2. Get thee to the Strahov Monastery. The views are great. The monks brew good beer. They make damn tasty goulash-in-a-bun. And it’s pretty. Strahov Monastery Strahovské nádvoří 1/132
3. Check out the castle. Take some photos, the view is great. We didn’t go inside. It was too much. Prague Castle: Pražský hrad, 119 08 Praha 1
4. Have another beer, on a boat. A floating restaurant is still a boat. We sat here as the sun set and it was a beautiful way to end a rowdy, lovely weekend. The swans floated by as we sipped our ice teas and eventually felt brave enough for a beer. Marina Grosetto Ristorante: Alšovo nábřeží, 110 00 Praha 1
And man oh man are these some tasty buns. The buns themselves are basically dumpling-dough (sweet & fluffy = good times) with 4 options for fillings: chicken, pork, fish or veg.
The damage: Buns are £3.50 each, or two for £6.50 so it’s a cheap feed.
What to eat: I wasn’t going home without trying the crispy fish special with coriander mayo and crunchy spring onions. Drool. Second on the agenda was the pork bun, which had less of the zingy flavours of the fish but was bursting full of porky goodness. Mmmm. We washed it all down with a quick pint at the neighbouring pub, where you can perch on the counter and eat your buns in style. Overall a great snack on the go and deserving of the hype. Yum Bun: we will be back!

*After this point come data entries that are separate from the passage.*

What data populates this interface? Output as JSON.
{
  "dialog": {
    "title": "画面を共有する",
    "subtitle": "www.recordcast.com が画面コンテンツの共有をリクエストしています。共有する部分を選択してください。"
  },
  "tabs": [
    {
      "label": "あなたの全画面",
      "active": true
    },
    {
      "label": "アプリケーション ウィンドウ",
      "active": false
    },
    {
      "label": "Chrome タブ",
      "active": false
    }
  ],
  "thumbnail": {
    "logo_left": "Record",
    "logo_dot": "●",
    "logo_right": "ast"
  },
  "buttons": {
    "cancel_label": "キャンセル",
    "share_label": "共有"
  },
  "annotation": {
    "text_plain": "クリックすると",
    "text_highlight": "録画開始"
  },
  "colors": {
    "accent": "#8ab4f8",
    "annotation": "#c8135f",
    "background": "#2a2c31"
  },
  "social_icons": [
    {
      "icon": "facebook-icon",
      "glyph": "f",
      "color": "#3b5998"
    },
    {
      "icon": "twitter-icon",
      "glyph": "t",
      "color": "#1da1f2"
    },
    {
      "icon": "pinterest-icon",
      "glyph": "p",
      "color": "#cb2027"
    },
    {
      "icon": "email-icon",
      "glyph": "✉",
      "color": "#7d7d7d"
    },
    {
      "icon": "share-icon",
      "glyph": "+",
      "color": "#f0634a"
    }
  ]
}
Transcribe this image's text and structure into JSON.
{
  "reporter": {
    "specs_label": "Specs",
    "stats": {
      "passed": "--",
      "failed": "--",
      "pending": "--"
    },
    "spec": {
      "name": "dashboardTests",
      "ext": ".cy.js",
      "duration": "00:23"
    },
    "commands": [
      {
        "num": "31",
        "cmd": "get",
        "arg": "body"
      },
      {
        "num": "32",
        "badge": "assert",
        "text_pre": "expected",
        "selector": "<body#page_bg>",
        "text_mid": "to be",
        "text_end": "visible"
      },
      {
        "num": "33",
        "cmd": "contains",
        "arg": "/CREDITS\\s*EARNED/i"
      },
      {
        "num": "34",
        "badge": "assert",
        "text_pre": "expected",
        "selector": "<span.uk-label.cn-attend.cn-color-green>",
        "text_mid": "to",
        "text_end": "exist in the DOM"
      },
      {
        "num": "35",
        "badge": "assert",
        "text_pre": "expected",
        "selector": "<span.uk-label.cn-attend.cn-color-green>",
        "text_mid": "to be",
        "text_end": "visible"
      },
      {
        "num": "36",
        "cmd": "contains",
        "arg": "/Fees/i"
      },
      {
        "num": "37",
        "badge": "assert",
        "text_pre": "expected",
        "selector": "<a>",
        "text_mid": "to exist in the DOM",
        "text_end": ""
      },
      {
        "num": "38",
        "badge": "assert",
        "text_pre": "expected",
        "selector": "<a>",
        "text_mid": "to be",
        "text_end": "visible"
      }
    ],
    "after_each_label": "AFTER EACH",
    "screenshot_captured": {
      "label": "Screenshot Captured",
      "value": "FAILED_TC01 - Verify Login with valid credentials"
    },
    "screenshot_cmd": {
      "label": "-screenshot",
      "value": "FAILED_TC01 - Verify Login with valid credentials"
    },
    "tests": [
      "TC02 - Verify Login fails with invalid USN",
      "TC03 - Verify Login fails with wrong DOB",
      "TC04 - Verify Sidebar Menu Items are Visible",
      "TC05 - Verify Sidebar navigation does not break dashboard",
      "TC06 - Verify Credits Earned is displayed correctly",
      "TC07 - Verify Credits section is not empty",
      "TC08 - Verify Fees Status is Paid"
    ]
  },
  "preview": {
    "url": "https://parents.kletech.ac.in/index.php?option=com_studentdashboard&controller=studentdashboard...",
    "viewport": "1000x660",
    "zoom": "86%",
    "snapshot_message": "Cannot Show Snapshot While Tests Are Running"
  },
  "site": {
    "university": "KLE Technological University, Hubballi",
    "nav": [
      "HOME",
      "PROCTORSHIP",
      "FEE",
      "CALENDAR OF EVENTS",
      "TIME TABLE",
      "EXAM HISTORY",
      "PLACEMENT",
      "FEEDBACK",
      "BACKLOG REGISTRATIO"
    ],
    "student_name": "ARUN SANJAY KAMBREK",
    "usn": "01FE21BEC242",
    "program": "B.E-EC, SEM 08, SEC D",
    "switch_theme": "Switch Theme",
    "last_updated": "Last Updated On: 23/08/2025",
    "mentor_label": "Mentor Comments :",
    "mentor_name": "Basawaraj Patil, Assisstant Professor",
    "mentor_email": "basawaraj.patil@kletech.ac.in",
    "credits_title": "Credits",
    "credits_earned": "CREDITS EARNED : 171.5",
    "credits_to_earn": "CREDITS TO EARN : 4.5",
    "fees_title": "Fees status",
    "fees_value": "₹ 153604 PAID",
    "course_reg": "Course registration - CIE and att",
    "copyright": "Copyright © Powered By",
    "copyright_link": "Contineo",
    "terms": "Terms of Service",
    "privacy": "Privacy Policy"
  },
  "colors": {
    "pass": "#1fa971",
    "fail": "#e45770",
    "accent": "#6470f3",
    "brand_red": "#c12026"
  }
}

Location: Stumbling distance from Old St roundabout, Yum Bun’s at 31 Featherstone St, EC1Y 2BJ